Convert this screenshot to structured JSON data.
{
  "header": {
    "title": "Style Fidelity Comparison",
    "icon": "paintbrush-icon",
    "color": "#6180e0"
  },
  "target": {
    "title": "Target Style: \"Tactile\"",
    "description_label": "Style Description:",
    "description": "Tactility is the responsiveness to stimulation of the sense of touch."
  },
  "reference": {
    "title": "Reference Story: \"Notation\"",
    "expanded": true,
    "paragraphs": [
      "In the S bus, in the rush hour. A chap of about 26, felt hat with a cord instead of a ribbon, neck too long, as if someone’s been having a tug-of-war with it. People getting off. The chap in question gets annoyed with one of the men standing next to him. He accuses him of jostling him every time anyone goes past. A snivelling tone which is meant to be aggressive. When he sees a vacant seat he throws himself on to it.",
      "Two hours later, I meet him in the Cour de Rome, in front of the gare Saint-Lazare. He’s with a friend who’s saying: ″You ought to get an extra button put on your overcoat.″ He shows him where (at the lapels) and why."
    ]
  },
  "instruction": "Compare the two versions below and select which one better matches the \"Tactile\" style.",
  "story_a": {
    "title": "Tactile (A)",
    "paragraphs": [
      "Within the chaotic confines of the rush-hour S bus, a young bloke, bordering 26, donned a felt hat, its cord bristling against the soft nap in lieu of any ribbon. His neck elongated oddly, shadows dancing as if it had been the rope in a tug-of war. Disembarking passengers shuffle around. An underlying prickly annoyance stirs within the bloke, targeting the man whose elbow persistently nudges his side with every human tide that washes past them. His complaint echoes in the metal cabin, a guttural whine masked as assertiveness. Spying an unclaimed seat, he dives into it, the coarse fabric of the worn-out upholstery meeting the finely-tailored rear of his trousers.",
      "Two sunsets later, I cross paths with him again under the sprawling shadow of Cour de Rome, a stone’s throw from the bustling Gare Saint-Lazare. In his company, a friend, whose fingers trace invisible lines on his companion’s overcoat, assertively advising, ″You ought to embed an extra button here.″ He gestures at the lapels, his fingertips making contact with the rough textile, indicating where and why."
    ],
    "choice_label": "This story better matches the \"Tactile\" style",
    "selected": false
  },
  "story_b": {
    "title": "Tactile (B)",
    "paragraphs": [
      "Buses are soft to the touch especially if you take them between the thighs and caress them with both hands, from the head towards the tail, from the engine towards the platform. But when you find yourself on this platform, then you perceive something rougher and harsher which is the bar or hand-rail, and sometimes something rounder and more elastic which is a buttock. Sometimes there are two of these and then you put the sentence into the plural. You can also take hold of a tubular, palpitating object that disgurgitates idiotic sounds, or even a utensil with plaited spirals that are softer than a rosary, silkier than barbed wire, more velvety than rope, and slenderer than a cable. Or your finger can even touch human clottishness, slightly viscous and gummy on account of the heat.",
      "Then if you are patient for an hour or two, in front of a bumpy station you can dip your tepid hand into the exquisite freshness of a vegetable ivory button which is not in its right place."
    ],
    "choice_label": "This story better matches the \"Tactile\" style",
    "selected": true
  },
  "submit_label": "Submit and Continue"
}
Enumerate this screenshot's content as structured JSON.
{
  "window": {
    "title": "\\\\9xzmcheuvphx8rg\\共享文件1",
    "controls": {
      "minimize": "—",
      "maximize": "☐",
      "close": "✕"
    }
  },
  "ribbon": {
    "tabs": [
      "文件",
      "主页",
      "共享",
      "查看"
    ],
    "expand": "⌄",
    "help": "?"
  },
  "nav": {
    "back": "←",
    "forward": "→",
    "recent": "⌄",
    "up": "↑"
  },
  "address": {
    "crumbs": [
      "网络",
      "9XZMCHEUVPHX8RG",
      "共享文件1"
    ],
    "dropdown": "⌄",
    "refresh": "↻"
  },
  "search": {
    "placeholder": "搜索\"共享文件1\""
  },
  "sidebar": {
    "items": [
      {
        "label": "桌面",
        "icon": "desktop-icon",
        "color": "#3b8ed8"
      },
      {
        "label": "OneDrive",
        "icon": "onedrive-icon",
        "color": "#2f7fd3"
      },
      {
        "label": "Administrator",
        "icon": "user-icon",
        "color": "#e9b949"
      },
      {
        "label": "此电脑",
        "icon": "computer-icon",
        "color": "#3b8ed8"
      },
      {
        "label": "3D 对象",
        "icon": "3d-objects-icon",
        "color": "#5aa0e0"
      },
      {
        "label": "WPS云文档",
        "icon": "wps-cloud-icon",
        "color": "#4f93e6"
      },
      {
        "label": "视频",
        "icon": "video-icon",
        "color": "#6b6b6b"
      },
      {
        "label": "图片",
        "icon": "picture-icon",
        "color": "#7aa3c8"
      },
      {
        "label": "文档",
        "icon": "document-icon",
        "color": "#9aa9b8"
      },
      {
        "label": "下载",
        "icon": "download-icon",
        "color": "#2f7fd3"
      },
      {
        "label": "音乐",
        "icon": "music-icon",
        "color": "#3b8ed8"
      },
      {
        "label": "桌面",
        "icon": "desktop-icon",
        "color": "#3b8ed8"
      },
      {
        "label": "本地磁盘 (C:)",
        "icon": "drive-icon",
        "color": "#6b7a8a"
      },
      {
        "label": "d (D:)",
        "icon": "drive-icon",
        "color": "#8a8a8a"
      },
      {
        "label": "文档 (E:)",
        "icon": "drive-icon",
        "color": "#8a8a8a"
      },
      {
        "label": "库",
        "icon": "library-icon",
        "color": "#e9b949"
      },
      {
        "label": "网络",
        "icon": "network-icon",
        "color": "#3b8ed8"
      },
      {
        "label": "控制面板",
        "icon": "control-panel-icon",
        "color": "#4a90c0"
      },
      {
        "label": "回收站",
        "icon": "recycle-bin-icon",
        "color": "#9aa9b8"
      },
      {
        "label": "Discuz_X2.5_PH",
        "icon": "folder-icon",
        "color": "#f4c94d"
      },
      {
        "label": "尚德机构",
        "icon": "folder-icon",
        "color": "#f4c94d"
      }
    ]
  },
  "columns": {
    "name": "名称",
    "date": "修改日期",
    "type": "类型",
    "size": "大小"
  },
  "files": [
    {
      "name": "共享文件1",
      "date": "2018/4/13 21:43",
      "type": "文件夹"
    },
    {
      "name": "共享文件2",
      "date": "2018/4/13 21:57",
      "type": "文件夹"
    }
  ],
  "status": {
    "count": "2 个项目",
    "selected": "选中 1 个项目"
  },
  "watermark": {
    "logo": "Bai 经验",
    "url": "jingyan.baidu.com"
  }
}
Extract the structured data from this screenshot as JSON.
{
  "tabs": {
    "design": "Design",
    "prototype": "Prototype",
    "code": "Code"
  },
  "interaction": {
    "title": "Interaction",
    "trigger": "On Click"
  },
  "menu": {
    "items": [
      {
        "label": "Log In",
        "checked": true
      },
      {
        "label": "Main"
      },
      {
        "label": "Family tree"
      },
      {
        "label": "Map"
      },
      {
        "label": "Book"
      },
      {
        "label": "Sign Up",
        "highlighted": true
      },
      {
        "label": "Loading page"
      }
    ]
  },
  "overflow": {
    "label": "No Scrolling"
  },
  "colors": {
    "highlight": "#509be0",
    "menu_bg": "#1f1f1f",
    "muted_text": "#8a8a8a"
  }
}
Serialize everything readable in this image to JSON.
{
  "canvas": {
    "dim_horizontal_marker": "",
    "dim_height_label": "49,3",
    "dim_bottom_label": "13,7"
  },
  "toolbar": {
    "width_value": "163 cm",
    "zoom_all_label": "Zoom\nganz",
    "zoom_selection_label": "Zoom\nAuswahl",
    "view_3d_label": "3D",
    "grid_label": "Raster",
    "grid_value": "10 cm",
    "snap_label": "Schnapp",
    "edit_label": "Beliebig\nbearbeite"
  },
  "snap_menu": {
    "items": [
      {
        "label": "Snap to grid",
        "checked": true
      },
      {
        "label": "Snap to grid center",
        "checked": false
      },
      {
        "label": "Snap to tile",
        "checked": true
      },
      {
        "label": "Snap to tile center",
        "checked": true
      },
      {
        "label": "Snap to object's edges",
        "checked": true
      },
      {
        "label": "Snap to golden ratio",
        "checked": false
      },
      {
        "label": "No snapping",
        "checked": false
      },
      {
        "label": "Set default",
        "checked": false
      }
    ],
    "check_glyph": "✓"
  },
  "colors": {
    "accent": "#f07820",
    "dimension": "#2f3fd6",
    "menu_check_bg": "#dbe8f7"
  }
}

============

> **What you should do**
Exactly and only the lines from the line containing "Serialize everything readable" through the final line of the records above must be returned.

> **Result of the exercise**
Serialize everything readable in this image to JSON.
{
  "canvas": {
    "dim_horizontal_marker": "",
    "dim_height_label": "49,3",
    "dim_bottom_label": "13,7"
  },
  "toolbar": {
    "width_value": "163 cm",
    "zoom_all_label": "Zoom\nganz",
    "zoom_selection_label": "Zoom\nAuswahl",
    "view_3d_label": "3D",
    "grid_label": "Raster",
    "grid_value": "10 cm",
    "snap_label": "Schnapp",
    "edit_label": "Beliebig\nbearbeite"
  },
  "snap_menu": {
    "items": [
      {
        "label": "Snap to grid",
        "checked": true
      },
      {
        "label": "Snap to grid center",
        "checked": false
      },
      {
        "label": "Snap to tile",
        "checked": true
      },
      {
        "label": "Snap to tile center",
        "checked": true
      },
      {
        "label": "Snap to object's edges",
        "checked": true
      },
      {
        "label": "Snap to golden ratio",
        "checked": false
      },
      {
        "label": "No snapping",
        "checked": false
      },
      {
        "label": "Set default",
        "checked": false
      }
    ],
    "check_glyph": "✓"
  },
  "colors": {
    "accent": "#f07820",
    "dimension": "#2f3fd6",
    "menu_check_bg": "#dbe8f7"
  }
}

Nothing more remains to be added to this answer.